What this task involves: Reproduce the line that contains "What's the underlying" and every line after it through the end of the records, exactly, with nothing added.

Items from an interface collection:
┌──

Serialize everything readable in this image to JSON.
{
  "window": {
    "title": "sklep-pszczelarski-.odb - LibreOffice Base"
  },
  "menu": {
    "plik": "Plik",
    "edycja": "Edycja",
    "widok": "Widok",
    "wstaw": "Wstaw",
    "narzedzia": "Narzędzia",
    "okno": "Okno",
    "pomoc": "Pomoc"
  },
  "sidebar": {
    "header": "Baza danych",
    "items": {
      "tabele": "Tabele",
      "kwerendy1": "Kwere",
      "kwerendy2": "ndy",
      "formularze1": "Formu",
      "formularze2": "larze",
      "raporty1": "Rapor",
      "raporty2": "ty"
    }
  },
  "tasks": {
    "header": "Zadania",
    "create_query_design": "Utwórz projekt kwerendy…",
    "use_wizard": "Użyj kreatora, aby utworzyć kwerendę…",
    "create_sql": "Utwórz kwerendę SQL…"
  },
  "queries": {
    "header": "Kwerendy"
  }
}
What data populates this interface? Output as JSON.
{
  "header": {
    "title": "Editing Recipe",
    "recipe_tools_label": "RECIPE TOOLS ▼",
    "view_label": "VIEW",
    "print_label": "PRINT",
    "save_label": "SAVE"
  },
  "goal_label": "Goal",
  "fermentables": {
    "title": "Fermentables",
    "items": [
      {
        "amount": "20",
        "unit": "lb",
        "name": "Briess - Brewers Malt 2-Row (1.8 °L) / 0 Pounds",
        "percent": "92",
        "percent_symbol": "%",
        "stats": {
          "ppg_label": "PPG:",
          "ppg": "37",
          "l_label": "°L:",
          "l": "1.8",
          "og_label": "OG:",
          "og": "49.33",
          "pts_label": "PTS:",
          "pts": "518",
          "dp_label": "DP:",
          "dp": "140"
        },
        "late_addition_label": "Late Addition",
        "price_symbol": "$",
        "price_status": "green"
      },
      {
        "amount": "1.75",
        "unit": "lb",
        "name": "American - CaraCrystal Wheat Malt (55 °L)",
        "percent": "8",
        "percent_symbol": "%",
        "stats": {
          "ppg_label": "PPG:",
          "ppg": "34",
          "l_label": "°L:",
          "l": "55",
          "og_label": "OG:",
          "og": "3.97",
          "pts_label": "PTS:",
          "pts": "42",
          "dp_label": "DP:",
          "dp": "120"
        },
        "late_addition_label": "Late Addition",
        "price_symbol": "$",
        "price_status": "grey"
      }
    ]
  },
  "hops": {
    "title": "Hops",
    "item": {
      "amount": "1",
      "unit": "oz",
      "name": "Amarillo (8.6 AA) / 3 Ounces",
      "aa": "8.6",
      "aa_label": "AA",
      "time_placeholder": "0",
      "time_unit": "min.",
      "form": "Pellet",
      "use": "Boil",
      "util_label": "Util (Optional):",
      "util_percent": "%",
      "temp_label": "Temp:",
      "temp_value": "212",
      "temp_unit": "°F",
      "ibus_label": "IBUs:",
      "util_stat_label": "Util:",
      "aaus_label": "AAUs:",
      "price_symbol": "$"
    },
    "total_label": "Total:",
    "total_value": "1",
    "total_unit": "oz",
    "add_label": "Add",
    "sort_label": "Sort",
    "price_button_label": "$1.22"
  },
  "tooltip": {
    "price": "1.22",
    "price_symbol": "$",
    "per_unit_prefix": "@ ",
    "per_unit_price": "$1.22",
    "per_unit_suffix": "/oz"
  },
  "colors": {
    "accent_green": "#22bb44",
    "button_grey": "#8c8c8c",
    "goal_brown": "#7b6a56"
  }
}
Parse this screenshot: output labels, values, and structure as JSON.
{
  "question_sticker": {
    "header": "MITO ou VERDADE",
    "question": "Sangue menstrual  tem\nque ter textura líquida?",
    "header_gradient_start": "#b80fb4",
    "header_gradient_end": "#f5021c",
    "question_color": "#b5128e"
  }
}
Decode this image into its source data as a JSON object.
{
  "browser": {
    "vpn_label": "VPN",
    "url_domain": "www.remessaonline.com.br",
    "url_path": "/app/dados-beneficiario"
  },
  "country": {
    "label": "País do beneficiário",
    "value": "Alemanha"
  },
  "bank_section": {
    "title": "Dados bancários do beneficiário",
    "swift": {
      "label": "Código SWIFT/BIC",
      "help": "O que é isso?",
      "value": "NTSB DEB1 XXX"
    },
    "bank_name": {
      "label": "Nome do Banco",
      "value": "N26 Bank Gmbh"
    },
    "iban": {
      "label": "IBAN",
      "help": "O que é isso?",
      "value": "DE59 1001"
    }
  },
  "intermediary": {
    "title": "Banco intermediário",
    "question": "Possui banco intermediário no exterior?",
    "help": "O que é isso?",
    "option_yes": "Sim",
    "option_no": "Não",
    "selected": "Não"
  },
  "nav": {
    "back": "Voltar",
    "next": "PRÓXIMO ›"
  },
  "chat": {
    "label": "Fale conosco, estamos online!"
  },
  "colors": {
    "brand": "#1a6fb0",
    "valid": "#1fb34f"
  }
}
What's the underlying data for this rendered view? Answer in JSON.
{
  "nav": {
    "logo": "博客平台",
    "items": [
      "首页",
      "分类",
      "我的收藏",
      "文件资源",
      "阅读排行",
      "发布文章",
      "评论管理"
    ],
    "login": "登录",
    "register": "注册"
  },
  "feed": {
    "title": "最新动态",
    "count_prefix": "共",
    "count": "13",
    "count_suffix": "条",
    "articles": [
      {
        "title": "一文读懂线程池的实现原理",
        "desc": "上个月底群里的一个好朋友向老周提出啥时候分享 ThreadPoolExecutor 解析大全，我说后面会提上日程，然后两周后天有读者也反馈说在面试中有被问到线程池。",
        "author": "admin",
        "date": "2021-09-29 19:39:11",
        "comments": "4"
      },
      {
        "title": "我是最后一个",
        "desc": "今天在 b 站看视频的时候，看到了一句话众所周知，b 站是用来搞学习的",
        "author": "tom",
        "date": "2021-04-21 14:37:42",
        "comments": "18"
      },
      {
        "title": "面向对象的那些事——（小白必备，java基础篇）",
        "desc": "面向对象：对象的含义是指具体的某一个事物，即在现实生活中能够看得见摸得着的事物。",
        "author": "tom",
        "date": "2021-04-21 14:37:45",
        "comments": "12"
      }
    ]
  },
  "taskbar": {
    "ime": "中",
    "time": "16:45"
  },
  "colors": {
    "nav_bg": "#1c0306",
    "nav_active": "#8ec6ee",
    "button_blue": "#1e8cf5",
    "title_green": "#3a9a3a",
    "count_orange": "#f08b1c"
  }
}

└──

Worked solution:
What's the underlying data for this rendered view? Answer in JSON.
{
  "nav": {
    "logo": "博客平台",
    "items": [
      "首页",
      "分类",
      "我的收藏",
      "文件资源",
      "阅读排行",
      "发布文章",
      "评论管理"
    ],
    "login": "登录",
    "register": "注册"
  },
  "feed": {
    "title": "最新动态",
    "count_prefix": "共",
    "count": "13",
    "count_suffix": "条",
    "articles": [
      {
        "title": "一文读懂线程池的实现原理",
        "desc": "上个月底群里的一个好朋友向老周提出啥时候分享 ThreadPoolExecutor 解析大全，我说后面会提上日程，然后两周后天有读者也反馈说在面试中有被问到线程池。",
        "author": "admin",
        "date": "2021-09-29 19:39:11",
        "comments": "4"
      },
      {
        "title": "我是最后一个",
        "desc": "今天在 b 站看视频的时候，看到了一句话众所周知，b 站是用来搞学习的",
        "author": "tom",
        "date": "2021-04-21 14:37:42",
        "comments": "18"
      },
      {
        "title": "面向对象的那些事——（小白必备，java基础篇）",
        "desc": "面向对象：对象的含义是指具体的某一个事物，即在现实生活中能够看得见摸得着的事物。",
        "author": "tom",
        "date": "2021-04-21 14:37:45",
        "comments": "12"
      }
    ]
  },
  "taskbar": {
    "ime": "中",
    "time": "16:45"
  },
  "colors": {
    "nav_bg": "#1c0306",
    "nav_active": "#8ec6ee",
    "button_blue": "#1e8cf5",
    "title_green": "#3a9a3a",
    "count_orange": "#f08b1c"
  }
}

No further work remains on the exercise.